Friday, October 24, 2008

The (insurmountable) level of crisis in the emerging countries

Dani Rodrik gives a feel about what the scale of the present financial crisis would be in the emerging countries. He thinks that the emerging countries would face much more severe crisis than the developed counterparts.

Emerging markets for the most part have weak and fragile fiscal systems, and the magnitude of the potential run is huge relative even to the large mountains of reserves that many of them have built up.  Socialization of private liabilities may enhance confidence in the rich countries; it will likely magnify the run in emerging markets.  So we are talking about economic collapses that could be significantly bigger than what the rich countries will experience.  And this time developing countries can legitimately say: it wasn't our fault!

It would be interesting to know what new ideas transpired/were floated when Rodrik, Rogoff, Stiglitz, Birdsall, and Sachs met with the UN Secretary-General Ban Ki-Moon recently. Rodrik sees a possible role for the IMF as a true global lender (massive) of last resort (without too many preconditions).

On a similar note, here is an interesting perspective: From capital flow bonanza to financial crash:

To examine the potential links with financial crises of various stripes, we constructed a family of country-specific probabilities. For each of the 64 countries, this implies four unconditional crisis probabilities, that of: default (or restructuring) on external sovereign debt, a currency crash, and a banking crisis. We also constructed the probability of each type of crisis within a window of three years before and after the bonanza year or years, this we refer to as the conditional probability of a crisis. If capital flow bonanzas make countries more crises prone, the conditional probability should be greater than the unconditional probability of a crisis.

For the full sample, the probability of any of the three varieties of crises conditional on a capital flow bonanza is significantly higher than the unconditional probability. Put differently, the incidence of a financial crisis is higher around a capital inflow bonanza. However, separating the high income countries from the rest qualifies the general result. As for the high income group, there are no systematic differences between the conditional and unconditional probabilities in the aggregate, although there are numerous country cases where the crisis probabilities increase markedly around a capital flow bonanza episode.

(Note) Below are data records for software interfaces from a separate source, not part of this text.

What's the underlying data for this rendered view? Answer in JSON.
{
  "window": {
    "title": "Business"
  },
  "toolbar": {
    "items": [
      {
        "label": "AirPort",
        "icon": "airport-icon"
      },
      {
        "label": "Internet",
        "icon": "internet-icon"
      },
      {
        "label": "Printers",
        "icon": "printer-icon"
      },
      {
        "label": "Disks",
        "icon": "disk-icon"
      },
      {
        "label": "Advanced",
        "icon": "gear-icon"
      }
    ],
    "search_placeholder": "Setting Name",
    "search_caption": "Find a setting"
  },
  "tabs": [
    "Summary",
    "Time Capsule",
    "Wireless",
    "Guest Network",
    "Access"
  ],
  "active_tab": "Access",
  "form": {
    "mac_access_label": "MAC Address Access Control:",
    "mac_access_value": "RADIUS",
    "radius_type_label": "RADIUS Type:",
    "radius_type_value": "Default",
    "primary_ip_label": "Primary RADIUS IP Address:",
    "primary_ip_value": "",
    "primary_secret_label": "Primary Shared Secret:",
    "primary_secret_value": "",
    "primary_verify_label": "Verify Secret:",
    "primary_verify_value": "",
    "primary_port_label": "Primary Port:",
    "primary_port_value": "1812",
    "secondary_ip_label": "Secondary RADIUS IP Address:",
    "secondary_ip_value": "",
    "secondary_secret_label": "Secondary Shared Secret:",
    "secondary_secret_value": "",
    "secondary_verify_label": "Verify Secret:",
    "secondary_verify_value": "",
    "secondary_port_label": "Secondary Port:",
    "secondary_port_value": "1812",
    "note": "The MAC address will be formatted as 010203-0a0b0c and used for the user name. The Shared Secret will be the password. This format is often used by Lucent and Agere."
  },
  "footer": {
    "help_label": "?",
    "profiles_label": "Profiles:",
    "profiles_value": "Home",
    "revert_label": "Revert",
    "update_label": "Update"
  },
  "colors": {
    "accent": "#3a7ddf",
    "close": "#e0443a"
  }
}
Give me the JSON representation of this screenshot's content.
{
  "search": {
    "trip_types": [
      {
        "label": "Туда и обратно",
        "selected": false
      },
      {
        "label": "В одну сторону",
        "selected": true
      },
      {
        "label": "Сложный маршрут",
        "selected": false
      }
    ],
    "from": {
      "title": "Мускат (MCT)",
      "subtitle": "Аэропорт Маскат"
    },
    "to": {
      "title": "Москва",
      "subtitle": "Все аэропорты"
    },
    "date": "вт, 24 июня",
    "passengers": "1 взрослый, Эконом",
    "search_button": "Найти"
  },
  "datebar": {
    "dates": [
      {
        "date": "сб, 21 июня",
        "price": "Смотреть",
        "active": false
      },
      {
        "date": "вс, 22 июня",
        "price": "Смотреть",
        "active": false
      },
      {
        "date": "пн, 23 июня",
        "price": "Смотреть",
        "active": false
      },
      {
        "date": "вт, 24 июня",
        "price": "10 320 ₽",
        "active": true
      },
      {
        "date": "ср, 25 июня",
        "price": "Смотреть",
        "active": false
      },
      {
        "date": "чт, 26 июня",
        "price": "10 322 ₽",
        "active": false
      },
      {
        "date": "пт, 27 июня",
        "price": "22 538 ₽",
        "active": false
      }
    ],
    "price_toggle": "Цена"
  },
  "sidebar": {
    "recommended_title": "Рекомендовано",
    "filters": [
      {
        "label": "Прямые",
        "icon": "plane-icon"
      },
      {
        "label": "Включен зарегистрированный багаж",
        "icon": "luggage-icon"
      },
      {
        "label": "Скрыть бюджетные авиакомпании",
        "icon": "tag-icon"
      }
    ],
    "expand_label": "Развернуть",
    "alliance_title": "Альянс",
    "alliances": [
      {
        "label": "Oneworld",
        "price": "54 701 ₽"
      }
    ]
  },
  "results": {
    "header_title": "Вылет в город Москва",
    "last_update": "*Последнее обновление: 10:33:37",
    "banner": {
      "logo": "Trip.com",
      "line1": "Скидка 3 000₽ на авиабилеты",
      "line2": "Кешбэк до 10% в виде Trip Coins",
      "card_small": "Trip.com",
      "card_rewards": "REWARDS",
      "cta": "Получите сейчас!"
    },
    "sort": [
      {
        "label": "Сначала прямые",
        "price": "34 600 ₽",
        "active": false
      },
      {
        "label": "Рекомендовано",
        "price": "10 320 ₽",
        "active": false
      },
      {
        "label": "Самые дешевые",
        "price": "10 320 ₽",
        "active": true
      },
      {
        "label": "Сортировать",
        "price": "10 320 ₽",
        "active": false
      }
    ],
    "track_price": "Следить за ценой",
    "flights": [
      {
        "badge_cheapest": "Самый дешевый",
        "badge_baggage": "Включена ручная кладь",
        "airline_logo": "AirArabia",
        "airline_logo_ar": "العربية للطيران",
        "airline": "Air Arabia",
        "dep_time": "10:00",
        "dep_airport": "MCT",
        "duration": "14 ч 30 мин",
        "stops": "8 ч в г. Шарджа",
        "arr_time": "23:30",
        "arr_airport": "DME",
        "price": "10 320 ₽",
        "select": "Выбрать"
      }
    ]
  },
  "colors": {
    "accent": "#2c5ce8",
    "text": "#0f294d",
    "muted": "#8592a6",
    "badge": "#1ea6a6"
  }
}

For sovereign defaults, less than half the countries (42%) record an increase in default probabilities around capital flow bonanzas. (Here, it is important to recall that about one-third of the countries in the sample are high income.) In two-thirds of the countries the likelihood of a currency crash is significantly higher around capital flow bonanzas in about 61% of the countries the probability of a banking crises is higher around capital flow bonanzas.

Most emerging market economies have thus far been relatively immune to the slowdown in the US. Many are basking in the economic warmth provided by high commodity prices and low borrowing costs. If the pattern of the past few decades holds true, however, those countries may be facing a darkening future.